Y’all… this book is what I needed for years.
The book is pitched as perfect for fans of kdramas and that cannot be more accurate. Not only is the book set in Seoul, something not often seen in YA lit, but features a full Korean cast and is full of food, language, and lots and lots of fantastic Korean culture. The descriptions made me feel like I was walking the streets of Seoul, and made me crave every dish described (please don’t read while hungry — you WILL regret it). I particularly loved the inclusion of Korean language and how the author didn’t italicize anything, a practice that some can find as “othering”. She included a glossary in the back of the book which is super helpful, as well as a couple of notes on Korean culture that may help you understand the book better.

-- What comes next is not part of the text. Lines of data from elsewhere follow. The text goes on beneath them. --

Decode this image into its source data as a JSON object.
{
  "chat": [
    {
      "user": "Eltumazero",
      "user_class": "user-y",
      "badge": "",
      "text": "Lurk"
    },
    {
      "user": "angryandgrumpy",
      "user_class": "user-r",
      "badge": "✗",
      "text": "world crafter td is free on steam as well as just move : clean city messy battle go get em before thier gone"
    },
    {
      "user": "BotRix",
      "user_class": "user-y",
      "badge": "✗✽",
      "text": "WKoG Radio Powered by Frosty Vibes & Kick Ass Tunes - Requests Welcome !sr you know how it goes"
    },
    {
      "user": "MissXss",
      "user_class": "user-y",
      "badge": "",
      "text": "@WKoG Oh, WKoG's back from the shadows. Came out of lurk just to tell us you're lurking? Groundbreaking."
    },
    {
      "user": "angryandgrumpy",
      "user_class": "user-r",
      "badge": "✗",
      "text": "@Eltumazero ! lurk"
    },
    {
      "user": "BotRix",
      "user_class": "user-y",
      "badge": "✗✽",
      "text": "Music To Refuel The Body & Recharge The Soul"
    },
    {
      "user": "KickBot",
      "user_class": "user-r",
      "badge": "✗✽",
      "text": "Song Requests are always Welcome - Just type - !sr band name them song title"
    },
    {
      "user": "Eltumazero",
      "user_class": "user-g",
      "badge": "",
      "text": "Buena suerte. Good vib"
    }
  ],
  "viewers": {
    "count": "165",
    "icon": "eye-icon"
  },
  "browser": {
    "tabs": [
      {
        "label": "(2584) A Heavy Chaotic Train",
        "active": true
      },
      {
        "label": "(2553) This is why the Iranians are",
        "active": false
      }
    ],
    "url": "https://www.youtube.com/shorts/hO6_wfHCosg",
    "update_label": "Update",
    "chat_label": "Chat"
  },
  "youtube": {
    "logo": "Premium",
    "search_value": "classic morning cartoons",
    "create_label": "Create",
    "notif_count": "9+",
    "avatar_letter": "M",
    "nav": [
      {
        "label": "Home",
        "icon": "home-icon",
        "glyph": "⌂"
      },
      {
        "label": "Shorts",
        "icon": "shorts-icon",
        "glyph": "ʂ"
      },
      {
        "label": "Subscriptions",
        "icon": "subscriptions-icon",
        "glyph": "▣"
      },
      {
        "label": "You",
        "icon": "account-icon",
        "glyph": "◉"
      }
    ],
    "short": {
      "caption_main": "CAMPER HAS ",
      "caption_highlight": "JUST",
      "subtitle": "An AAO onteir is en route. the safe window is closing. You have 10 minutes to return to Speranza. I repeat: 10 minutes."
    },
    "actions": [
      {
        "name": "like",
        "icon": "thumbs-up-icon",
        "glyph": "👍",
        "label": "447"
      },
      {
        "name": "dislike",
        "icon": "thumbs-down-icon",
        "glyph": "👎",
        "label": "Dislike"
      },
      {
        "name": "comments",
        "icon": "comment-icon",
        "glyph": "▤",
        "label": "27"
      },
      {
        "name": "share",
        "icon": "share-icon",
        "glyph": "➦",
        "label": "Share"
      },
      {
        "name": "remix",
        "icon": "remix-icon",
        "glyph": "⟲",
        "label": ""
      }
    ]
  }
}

And beyond that, it reads so much like a Korean drama. I can’t even describe how fun my reading experience was for that reason. Kat Cho plays around with a lot of kdrama tropes that regular watchers will know and love, but that also haven’t yet gotten their chance to shine in the book world. I adored seeing things like the headphone scene, the banana milk, the PIGGYBACK—!!! Ugh. Just take my heart now, Kat Cho.
Also, Miyoung has an IU poster in her room. What’s not to love???
The book delivers drama in heavy dosages one after the other in ways that left me screaming as I was reading. My heart could not take every twist and turn, to be honest. I want to personally apologize to my mother, who heard me crying and stewing in my feelings at late hours, and everyone on the MTA who endured my poorly-contained fits of emotion on my commute. Similar to watching my favorite kdramas, I found myself reeling at every new revelation, turning pages like my life depended on it to find out what would happen to my beloved characters. And, god, did I love those characters.
The two main characters are navigating so many difficult things — romantic relationships, friendships, the pressures of their upcoming final year of high school, paranormal occurrences, and family struggles, among other things. The family aspect is what got me the most out of everything. Both of the characters are dealing with feelings of abandonment from at least one parent, each case different yet similar enough that they can share that pain together. My heart ached for them, particularly Jihoon, who I have decided to protect at all costs. His family dynamic was the most interesting to me, with his absent mother being quite within reach, and his grandmother taking up the role instead. Jihoon’s halmeoni reminded me of my own in her protective and loving nature, and I think I connected with his family extra for that and a few other personal reasons.
Overall, I adored this novel. The pacing switched several times and always managed to keep me turning pages for that reason. Still, I think those who aren’t used to Korean dramas might find that it’s not exactly to their liking, and the amount of drama that happens might be a bit much as well. I’d definitely recommend this to kdrama fans who are looking for a fun supernatural read set in Seoul with a cute romance and lots of good food!
And now for some extra little fun things…
How could I not fancast this book? I felt so much like I was watching it only seemed appropriate. Without further ado, here’s my fancast for Wicked Fox.
Yes, I know it’s made up entirely of Produce 101/Produce 48 contestants but to be fair, the current season was airing while I was reading this and I’m obsessed, so.
Miyoung (Jo Yuri)
I can definitely see Yuri terrorizing men who have committed all sorts of crimes, and more than that, she has such a pretty and refreshing face that I can easily see those men underestimating her because of it.
Jihoon (Kang Minhee)
Minhee has all of the vibes I’m getting from Jihoon: charming, funny, and caring at the same time. I decided pretty early on that he would be the perfect Jihoon, and for the rest of the novel he’s who I pictured.
Changwan (Lee Eunsang)
Let me just cry for a moment over Eunsang, oh my god. He really grew on me in PDX101. His willingness to try anything and adorable smile gives me the impression of sweetness that oozes from Changwan, Jihoon’s soft and loyal friend.
Somin (Ahn Yujin)
Somin takes absolutely no shit, and I can see Yujin playing her perfectly. She has this spark that I think Somin also shares that allows her to take on anything and everything with ease. Somin is kind of my hero, jsyk.
Junu (Kim Wooseok)
Our handsome goblin! Wooseok has a quiet charm and allure that I think makes him perfect to play Junu. Also, he’s incredibly handsome, so there’s that.
You’ll notice I haven’t cast anybody as Yena, and that’s because I haven’t been able to think of anybody, but can you blame me? She’s terrifying. If you know anybody who has that much power, let me know.
Wicked Fox reading vlog, except it’s a k-drama
Want to watch my experience reading this book and crying at least three times? Click below to watch my reading vlog, which I tried my best to style like the popular kdrama “Goblin” in the beginning and ending. The keyword here is tried.